What is expected
Where a line contains the word "text", copy that line from the records below.

Dataset rows for apps and sites:
**********

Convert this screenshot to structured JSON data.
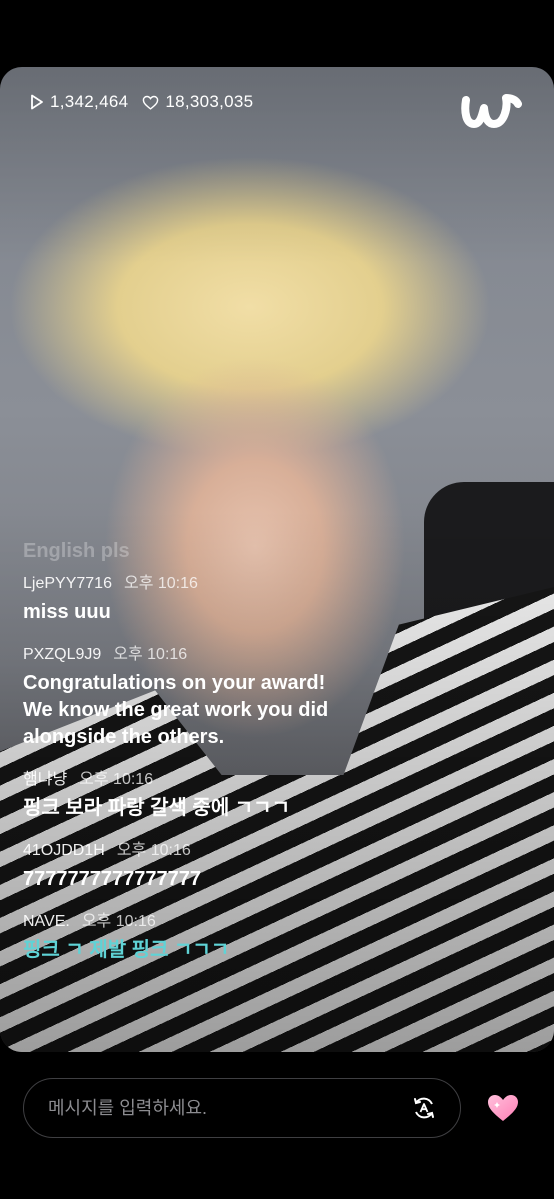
{
  "stats": {
    "plays": "1,342,464",
    "likes": "18,303,035"
  },
  "chat": {
    "faded_message": "English pls",
    "messages": [
      {
        "user": "LjePYY7716",
        "time": "오후 10:16",
        "text": "miss uuu",
        "color": "#ffffff"
      },
      {
        "user": "PXZQL9J9",
        "time": "오후 10:16",
        "text": "Congratulations on your award! We know the great work you did alongside the others.",
        "color": "#ffffff"
      },
      {
        "user": "햄냐냥",
        "time": "오후 10:16",
        "text": "핑크 보라 파랑 갈색 중에 ㄱㄱㄱ",
        "color": "#ffffff"
      },
      {
        "user": "41OJDD1H",
        "time": "오후 10:16",
        "text": "7777777777777777",
        "color": "#ffffff"
      },
      {
        "user": "NAVE.",
        "time": "오후 10:16",
        "text": "핑크 ㄱ 제발 핑크 ㄱㄱㄱ",
        "color": "#5fd3d6"
      }
    ]
  },
  "input": {
    "placeholder": "메시지를 입력하세요."
  },
  "icons": {
    "plays": "play-icon",
    "likes": "heart-outline-icon",
    "logo": "weverse-logo-icon",
    "translate": "translate-icon",
    "send_heart": "heart-filled-icon"
  },
  "colors": {
    "accent_teal": "#5fd3d6",
    "heart_pink": "#ff8fc0"
  }
}
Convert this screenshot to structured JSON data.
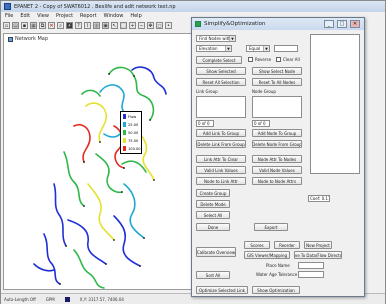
{
  "app": {
    "title": "EPANET 2 - Copy of SWAT6012 . Bexlife and adit network text.np",
    "menu": [
      "File",
      "Edit",
      "View",
      "Project",
      "Report",
      "Window",
      "Help"
    ]
  },
  "document": {
    "title": "Network Map"
  },
  "legend": {
    "colors": [
      "#1f2fd6",
      "#22a8d4",
      "#2fb84a",
      "#e4e22c",
      "#e42a22"
    ],
    "labels": [
      "Flow",
      "25.00",
      "50.00",
      "75.00",
      "100.00"
    ]
  },
  "statusbar": {
    "autolength": "Auto-Length Off",
    "units": "GPM",
    "xy": "X,Y: 3117.57, 7406.04"
  },
  "dialog": {
    "title": "Simplify&Optimization",
    "combo_find": "Find Nodes with",
    "combo_attr": "Elevation",
    "combo_op": "Equal",
    "val_find": "",
    "btn_complete_select": "Complete Select",
    "chk_reverse": "Reverse",
    "chk_clear_all": "Clear All",
    "btn_show_selected": "Show Selected",
    "btn_show_sel_nodes": "Show Select Node",
    "btn_reset_all_nodes": "Reset All Selection",
    "btn_reset_to_all": "Reset To All Nodes",
    "label_link_group": "Link Group",
    "label_node_group": "Node Group",
    "link_group_value": "0 of 0",
    "node_group_value": "0 of 0",
    "btn_add_link_group": "Add Link To Group",
    "btn_add_node_group": "Add Node To Group",
    "btn_delete_link_group": "Delete Link From Group",
    "btn_delete_node_group": "Delete Node From Group",
    "btn_link_attr": "Link Attr To Clear",
    "btn_node_attr": "Node Attr To Nodes",
    "btn_valid_link": "Valid Link Values",
    "btn_valid_node": "Valid Node Values",
    "btn_node_to_link": "Node to Link Attr",
    "btn_node_to_nodes": "Node to Node Attrs",
    "btn_create_group": "Create Group",
    "btn_delete_mode": "Delete Mode",
    "btn_select_all": "Select All",
    "btn_done": "Done",
    "btn_export": "Export",
    "btn_calibrate": "Calibrate Overview",
    "btn_scores": "Scores",
    "btn_reorder": "Reorder",
    "btn_new_project": "New Project",
    "btn_gis_viewer": "GIS Viewer/Mapping",
    "btn_save_to_file": "Save To Data/Flow Directory",
    "label_place_name": "Place Name",
    "label_water_age": "Water Age Tolerance",
    "btn_sort": "Sort All",
    "btn_optimize_links": "Optimize Selected Link",
    "btn_optimize_setting": "Show Optimization",
    "side_value": "Coef: 0.17"
  }
}
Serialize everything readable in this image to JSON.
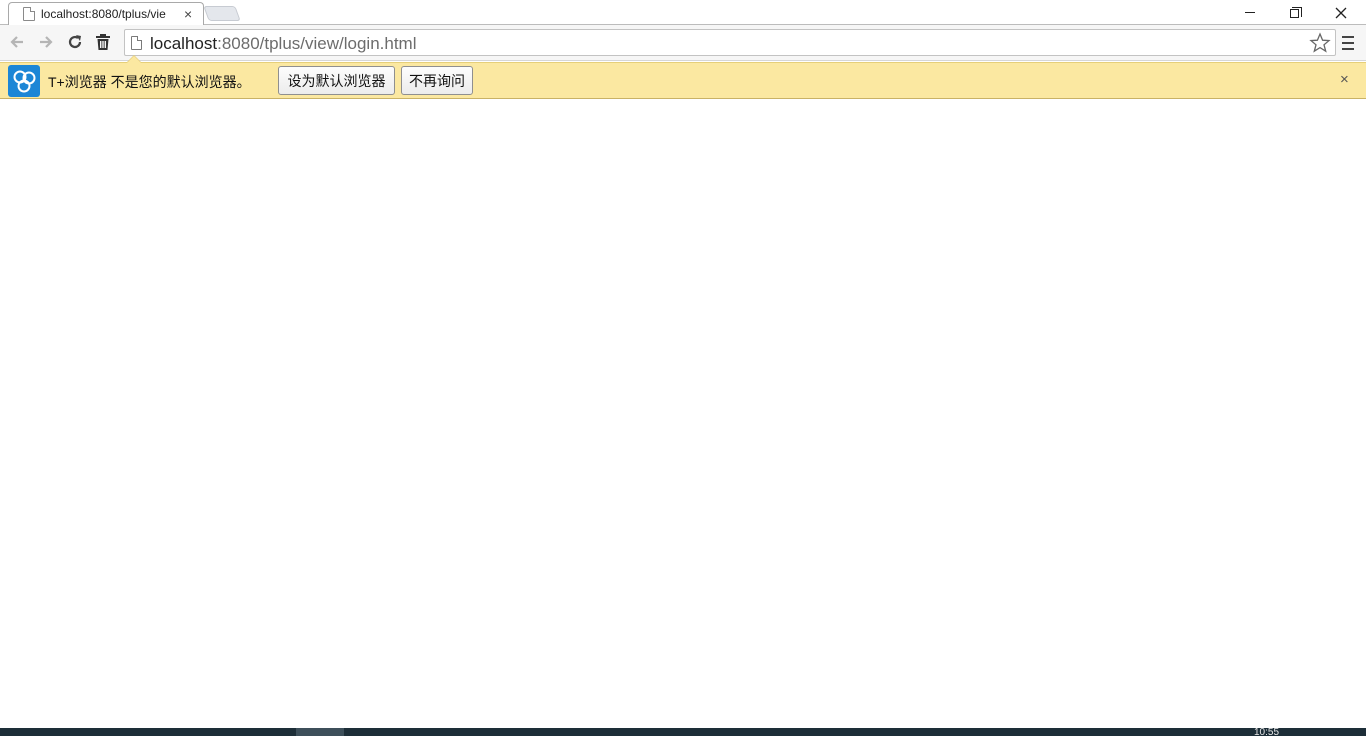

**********

Task answer
        "text": "miss uuu",
        "text": "Congratulations on your award! We know the great work you did alongside the others.",
        "text": "핑크 보라 파랑 갈색 중에 ㄱㄱㄱ",
        "text": "7777777777777777",
        "text": "핑크 ㄱ 제발 핑크 ㄱㄱㄱ",
    "title": "EPANET 2 - Copy of SWAT6012 . Bexlife and adit network text.np",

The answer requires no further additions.